Coffee from South Sudan, the East African nation that has been torn by two decades-long civil wars in the modern era and suffers from more internal conflict than any nation in the world according to the Fragile States Index, is commercially available for the first time in a generation.
Not only that, the South Sudanese coffees — currently only available in the form of Nespresso capsules in the European market — are the first fully washed coffees produced by the first organized cooperatives in the region, where an overwhelming majority of people have traditionally relied on subsistence agriculture for livelihood.
The fact that the coffee is commercially available is a major milestone for South Sudan, one of many that have resulted from a four-year-old partnership between the Nestlé-owned company and TechnoServe, the international nonprofit agency that supports solutions to poverty in the poorest areas of the developing world.
In essence, the partnership sought to rebuild the region’s industry — which had become essentially non-existent due to lack of infrastructure and market access over decades — from the ground up. In the process, TechnoServe and Nespresso helped establish and support the first ever coffee cooperatives in the Yei region; helped established the area’s first wet mills, including one for each of the three cooperatives; facilitated the first commercially exported coffee from South Sudan, a shipment of 1.8 tons to Nespresso following the first harvest in 2013; and facilitated the first legal shipment of coffee to Uganda.
According to Nespresso, the coffee shipment represented the first time a non-oil export had ever come from South Sudan to Europe, and in doing so, it represented the first ever export tax collection on coffee, which went to the Yei County government.

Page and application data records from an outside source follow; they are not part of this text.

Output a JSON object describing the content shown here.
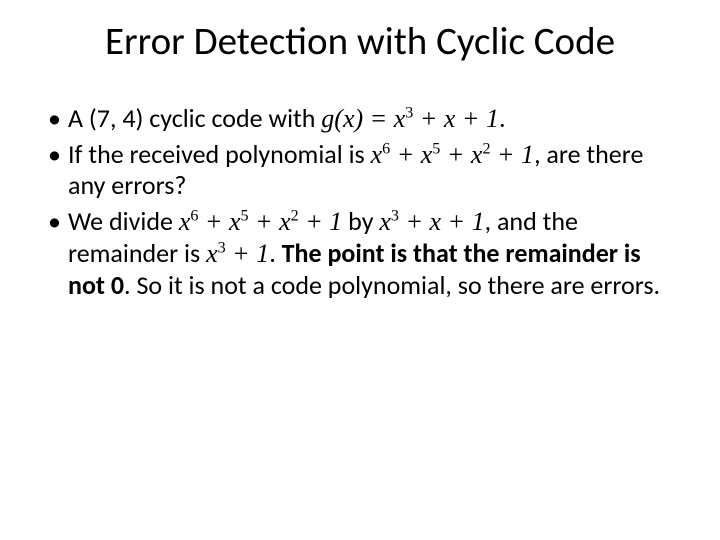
{
  "title": "Error Detection with Cyclic Code",
  "bullets": {
    "b1": {
      "t1": "A (7, 4) cyclic code with ",
      "gx": "g(x) = x",
      "p3": "3",
      "t2": " + x + 1",
      "t3": "."
    },
    "b2": {
      "t1": "If the received polynomial is ",
      "x": "x",
      "p6": "6",
      "plus": " + ",
      "p5": "5",
      "p2": "2",
      "plus1": " + 1",
      "t2": ", are there any errors?"
    },
    "b3": {
      "t1": "We divide ",
      "x": "x",
      "p6": "6",
      "plus": " + ",
      "p5": "5",
      "p2": "2",
      "plus1": " + 1",
      "by": " by ",
      "p3": "3",
      "xp1": " + x + 1",
      "t2": ", and the remainder is ",
      "t3": ". ",
      "bold1": "The point is that the remainder is not 0",
      "t4": ". So it is not a code polynomial, so there are errors."
    }
  },
  "dot": "•"
}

For Nespresso’s part, the South Sudanese coffee development has been part of its 10-year-old AAA Sustainable Quality Program, although this is the first time the company has been involved in developing a coffee infrastructure essentially from scratch. The company says it has devoted approximately $720,000 USD to the Yei regional project to date, and that it intends to invest a total of roughly $2.6 million in the region. “Nespresso sees this as a long-term investment in helping to revive the coffee industry in South Sudan and does not expect to make a return on investment for many years,” the company said in an announcement today.
“We believe that the only way to continue to deliver quality and consistency to customers is to protect the supply of our coffees,” said Nespresso CEO Jean-Marc Duvoisin. “Our experience has shown us that the best way to do this is to build a more environmentally sustainable and financially equitable outcome for farmers.”
The coffee itself is 100 percent robusta that Nespresso is calling Suluja ti South Sudan, while describing it as possessing “a bold silky texture and intense aromas of dried cereals and subtle woody notes that deliver unique flavours new to our consumers.”